by acclaimed museum director David Elliott, the museum has already established itself as a showcase for con­temporary art, photography, and film that rivals the finest venues in Asia. Its inaugural exhibit, "Happiness," explored the idea of bliss and how it has evolved over time in different cultures. Future exhibits include a display of works on loan from the MoMA in New York that chronicles the evolution of modern art.

But the most popular exhibit on display in Mori Tower may be Tokyo itself. Visitors can soak up a view of the city from the glass-enclosed 54th floor, which has a full-service bar and offers a 360-degree panorama. Known as Tokyo
City View, the 54th floor stays open until 1 a.m. and has made nighttime city-watching the hot new pastime for young urban lovebirds and couples of all ages out for an evening stroll.

"You can think of Roppongi Hills as a small city within a larger Tokyo," says Toru Nagamori, director of international public relations for Mori Building Company. "All the elements of your life are realized in this complex, and within walking distance. You don't have to leave the area to enjoy your life."

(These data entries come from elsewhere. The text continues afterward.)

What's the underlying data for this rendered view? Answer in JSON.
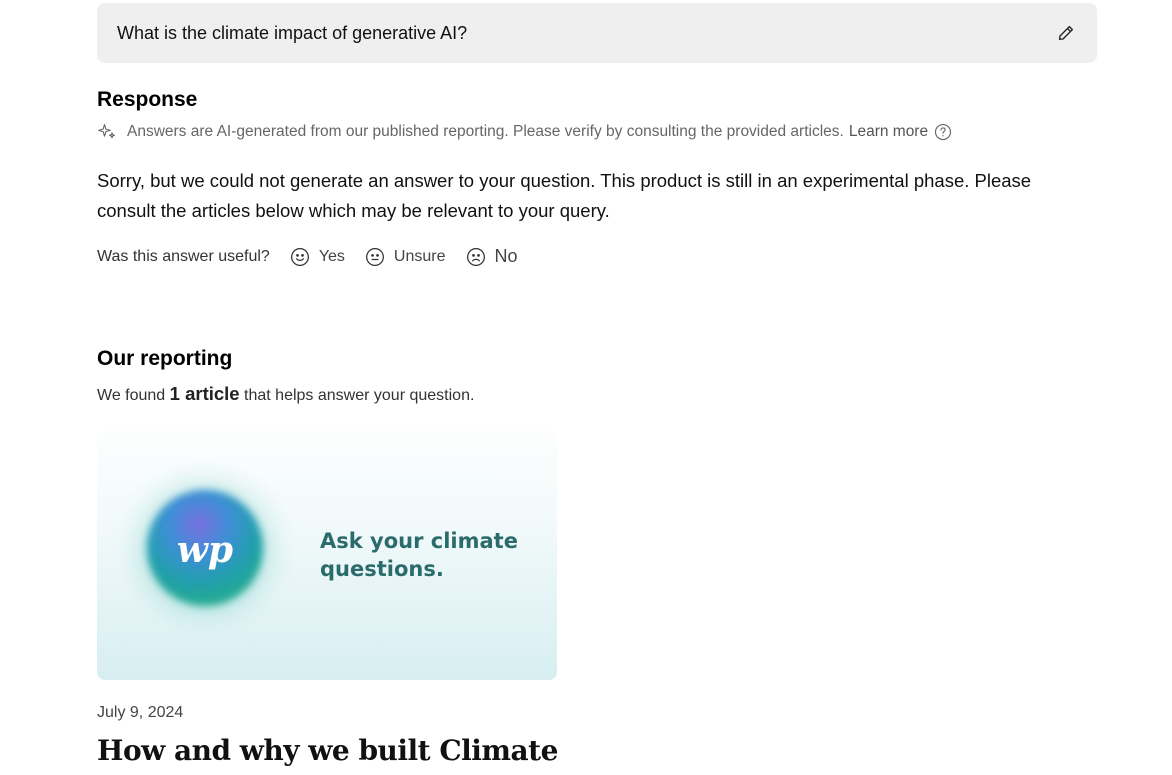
{
  "question": {
    "text": "What is the climate impact of generative AI?",
    "edit_icon": "pencil-icon"
  },
  "response": {
    "heading": "Response",
    "disclaimer": "Answers are AI-generated from our published reporting. Please verify by consulting the provided articles.",
    "learn_more": "Learn more",
    "answer": "Sorry, but we could not generate an answer to your question. This product is still in an experimental phase. Please consult the articles below which may be relevant to your query."
  },
  "feedback": {
    "prompt": "Was this answer useful?",
    "options": [
      {
        "label": "Yes",
        "icon": "smile-icon"
      },
      {
        "label": "Unsure",
        "icon": "neutral-face-icon"
      },
      {
        "label": "No",
        "icon": "frown-icon"
      }
    ]
  },
  "reporting": {
    "heading": "Our reporting",
    "found_prefix": "We found",
    "found_count": "1 article",
    "found_suffix": "that helps answer your question.",
    "articles": [
      {
        "image_caption": "Ask your climate questions.",
        "logo_text": "wp",
        "date": "July 9, 2024",
        "title": "How and why we built Climate"
      }
    ]
  },
  "colors": {
    "question_bg": "#efefef",
    "caption": "#2a6b6b",
    "muted_text": "#666666"
  }
}
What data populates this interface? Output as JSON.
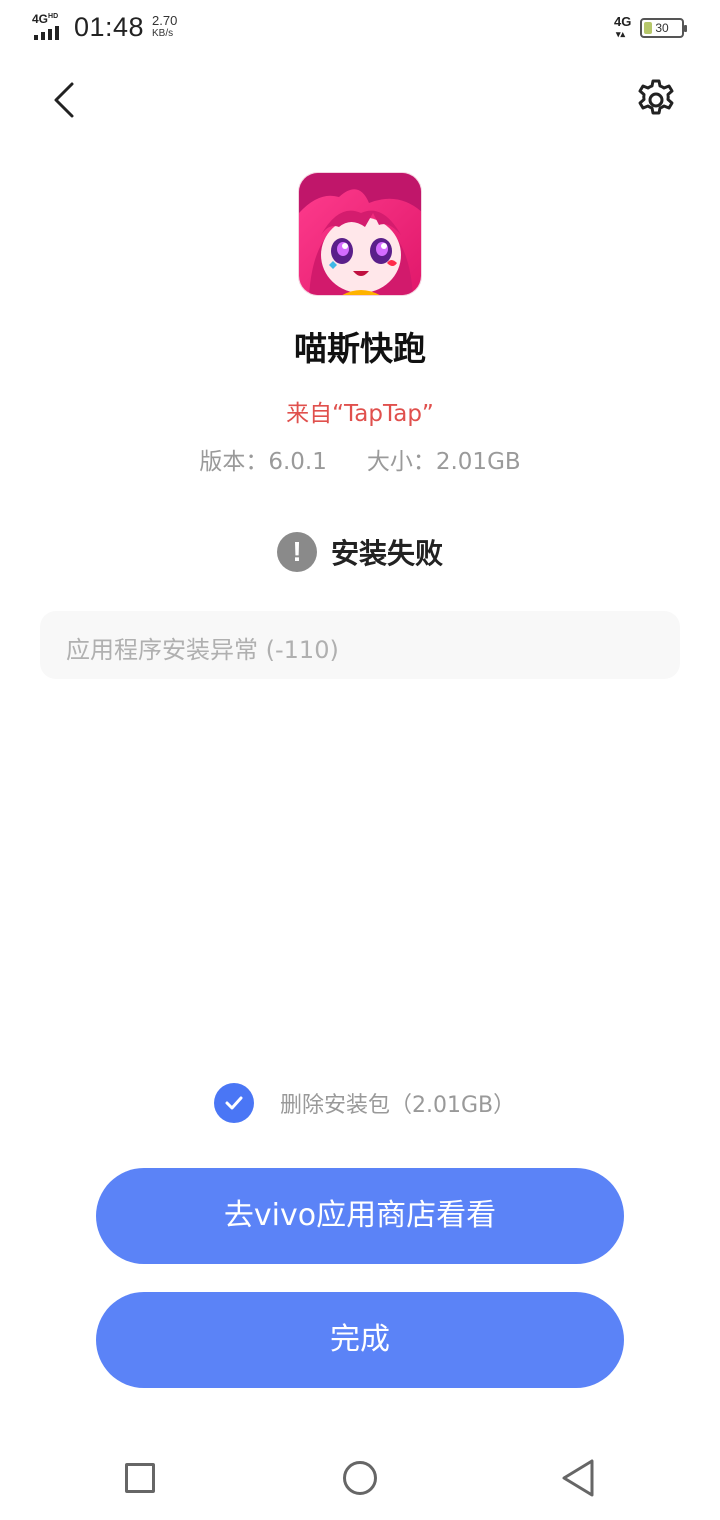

In recent years, Japanese tourists have been traveling outside their country in far greater numbers than foreign tourists have been traveling to Japan. (Last year alone, seven times more Japanese visited the United States than the other way around.) Japan's eco­nomic boom of the 1980s helped cement its image as an exorbitant place to travel and do business. Prices have long since plummeted throughout the country, though, making it immanently more affordable. But the outside world has yet to catch on. Japan has the world's second largest economy, but ranks 35th in foreign tourism. One of the ideas behind Roppongi Hills is to help reverse that trend.